    • Nicks87

      Frangible ammo is meant for training purposes only. Anybody that uses/recommends frangible ammo for defensive situations is making a mistake. Mk 255 is different from off the shelf frangible ammo it has a special core that gives it more lethality than sintered projectiles.

    • sianmink

      Frangible pistol ammo of the sort designed for steel will icepick straight through a soft target, though hollow points like the ones above will give it *Some* utility. but in general they’re too light and not pushed fast enough for their light weight to be effective for self defense.

      Now, frangible .223 is a fright when shot into gel. I’m sure part of that is how it’s going 3400fps.

      Mk255 is a totally different concept.

      I work for a frangible ammunition company, so I mind of know the stuff.

      • CommonSense23

        All of my use of 255 has been from the MK18 which has a 10.3 inch barrel, so not even coming close to the 3000fps mark. And I should have referenced that I was talking about for rifle home defense work.
        As for the pistol, the only one that I have seen pull it off is those Liberty 9mm rounds that go 2000fps supposedly.

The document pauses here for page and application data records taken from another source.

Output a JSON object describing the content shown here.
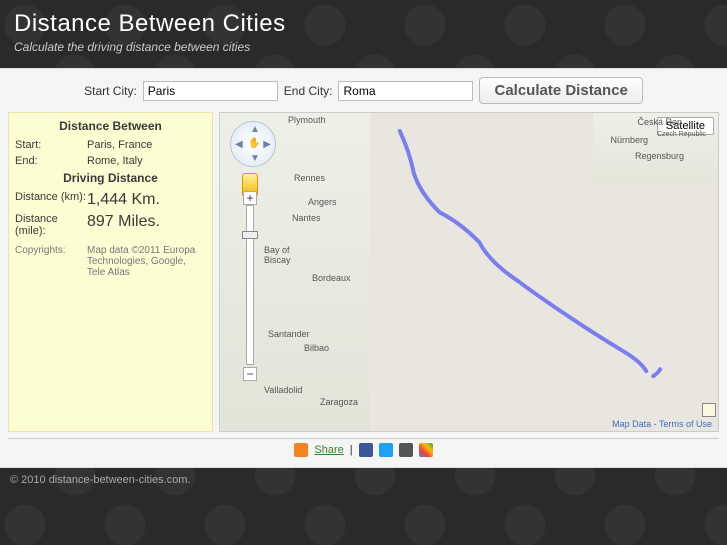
{
  "header": {
    "title": "Distance Between Cities",
    "subtitle": "Calculate the driving distance between cities"
  },
  "form": {
    "start_label": "Start City:",
    "start_value": "Paris",
    "end_label": "End City:",
    "end_value": "Roma",
    "button": "Calculate Distance"
  },
  "info": {
    "heading1": "Distance Between",
    "start_label": "Start:",
    "start_value": "Paris, France",
    "end_label": "End:",
    "end_value": "Rome, Italy",
    "heading2": "Driving Distance",
    "km_label": "Distance (km):",
    "km_value": "1,444 Km.",
    "mi_label": "Distance (mile):",
    "mi_value": "897 Miles.",
    "copy_label": "Copyrights:",
    "copy_value": "Map data ©2011 Europa Technologies, Google, Tele Atlas"
  },
  "map": {
    "satellite_btn": "Satellite",
    "cities": {
      "plymouth": "Plymouth",
      "rennes": "Rennes",
      "angers": "Angers",
      "nantes": "Nantes",
      "bay": "Bay of Biscay",
      "bordeaux": "Bordeaux",
      "santander": "Santander",
      "bilbao": "Bilbao",
      "valladolid": "Valladolid",
      "zaragoza": "Zaragoza",
      "ceska": "Česká Rep",
      "nurnberg": "Nürnberg",
      "regensburg": "Regensburg",
      "czech": "Czech Republic"
    },
    "footer_links": "Map Data - Terms of Use"
  },
  "share": {
    "link": "Share"
  },
  "footer": {
    "text": "© 2010 distance-between-cities.com."
  }
}
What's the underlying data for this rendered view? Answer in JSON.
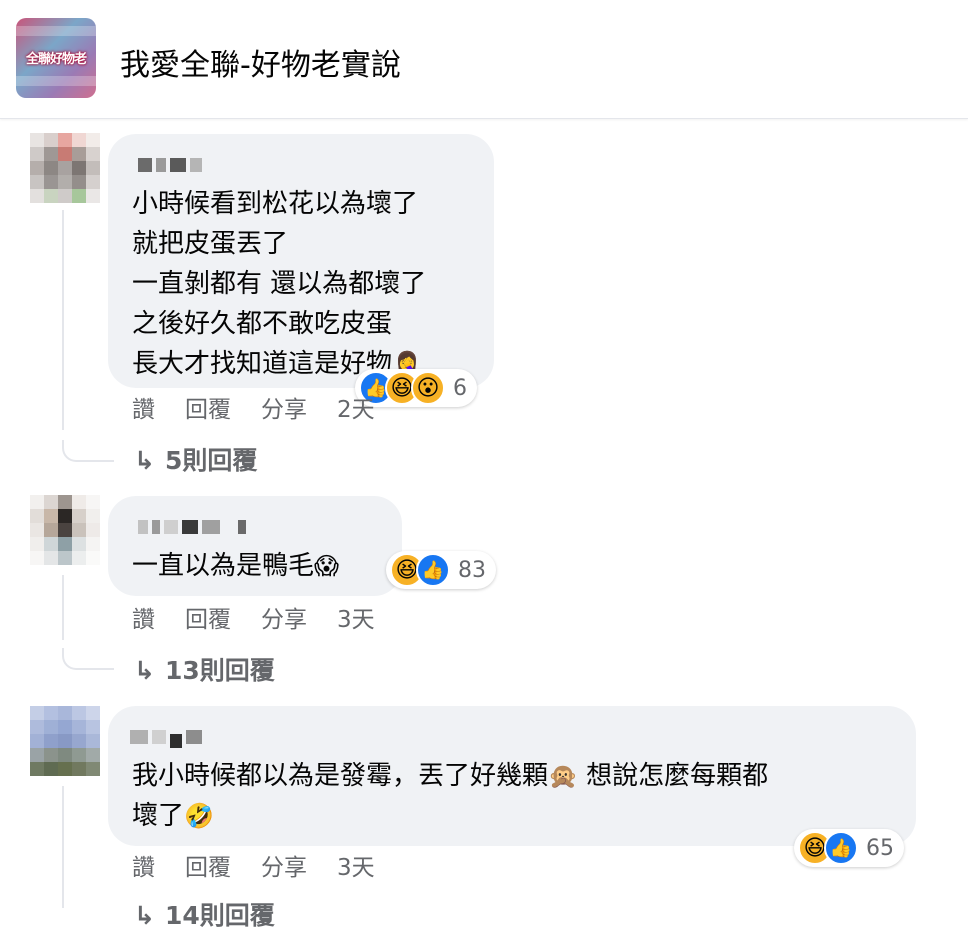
{
  "header": {
    "avatar_text": "全聯好物老",
    "title": "我愛全聯-好物老實說"
  },
  "comments": [
    {
      "text": "小時候看到松花以為壞了\n就把皮蛋丟了\n一直剝都有 還以為都壞了\n之後好久都不敢吃皮蛋\n長大才找知道這是好物",
      "text_emoji": "🤦‍♀️",
      "reactions": [
        "like-icon",
        "haha-icon",
        "wow-icon"
      ],
      "reaction_count": "6",
      "actions": [
        "讚",
        "回覆",
        "分享",
        "2天"
      ],
      "replies": "5則回覆"
    },
    {
      "text": "一直以為是鴨毛",
      "text_emoji": "😱",
      "reactions": [
        "haha-icon",
        "like-icon"
      ],
      "reaction_count": "83",
      "actions": [
        "讚",
        "回覆",
        "分享",
        "3天"
      ],
      "replies": "13則回覆"
    },
    {
      "text": "我小時候都以為是發霉，丟了好幾顆",
      "text_emoji": "🙊",
      "text_after": " 想說怎麼每顆都\n壞了",
      "text_emoji2": "🤣",
      "reactions": [
        "haha-icon",
        "like-icon"
      ],
      "reaction_count": "65",
      "actions": [
        "讚",
        "回覆",
        "分享",
        "3天"
      ],
      "replies": "14則回覆"
    }
  ],
  "colors": {
    "bubble": "#f0f2f5",
    "secondary_text": "#65676b",
    "like_blue": "#1877f2",
    "emoji_yellow": "#f7b125"
  }
}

        • sianmink

          I wouldn’t call either Mk255 or Liberty frangible. ‘franging’ maybe, they’re both designed to come apart in a specific way to cause wounding. The term has really had a problem lately, because it is applied both to rounds that are designed to powder on impact with targets, and those that are designed for reduced penetration, AND those that are designed for specific controlled deconstruction. It’s a messy term. More useful would be designators like ‘reduced hazard’.
          And the Liberty 9mm does go 2000 fps, but I hope you like muzzle blast. that said the stuff is still pretty neat.

          • CommonSense23

            Well considering that NSWC Crane called the 255 frangible ammo to begin with, that’s kinda what I stick with.

          • sianmink

            Kind of my point about the inherent messiness of the term. 😉

    • JSmath

      Just like using birdshot for self/home defense.

      It will not have particularly high amounts of lethality, but it will cause a sizeable bloody wound. In some cases, that is more than enough. In others, it’s not enough.

      That’s why it isn’t pushed too often as a self defense round. It’d be practically asking for a lawsuit.

      • CommonSense23

        The Frang rounds I was referring to was MK255, are extremely lethal. As in I have set to see anyone survive being shot with one, or even individuals who took one center mass needing a security round.

    • Vitsaus

      The main reasons are the plain fact that quality hollow points are just fine, more than enough even for 99% of cases. Then you have to think no frangible ammo company has been competitive with their pricing. Sure its expensive, but if everyone costs more than what 99% of consumers are willing to pay, then they have really brought nothing to the table. I’ve got some Glazer (I think I’m spelling it right) that I haven’t even looked at in 10 years because for what I pay to get two or three mags worth of those, I can get 4-5 boxes of Critical Defense.

  • Darren Hruska

    Very cool! It reminds me much of DRT’s ammo. This has a different construction for the most part, but the idea is pretty similar.

  • Don Ward

    Most important of all, the word “frangible” sounds cool. Frangible. FRAN-gible. FRAN-gi-BLE. frangible. Fraaaaan…gi…bleeeeeee….

    • Grindstone50k

      FRA-GEE-LAY. It must be Italian!

      • M. Para Noir

        which means “franging”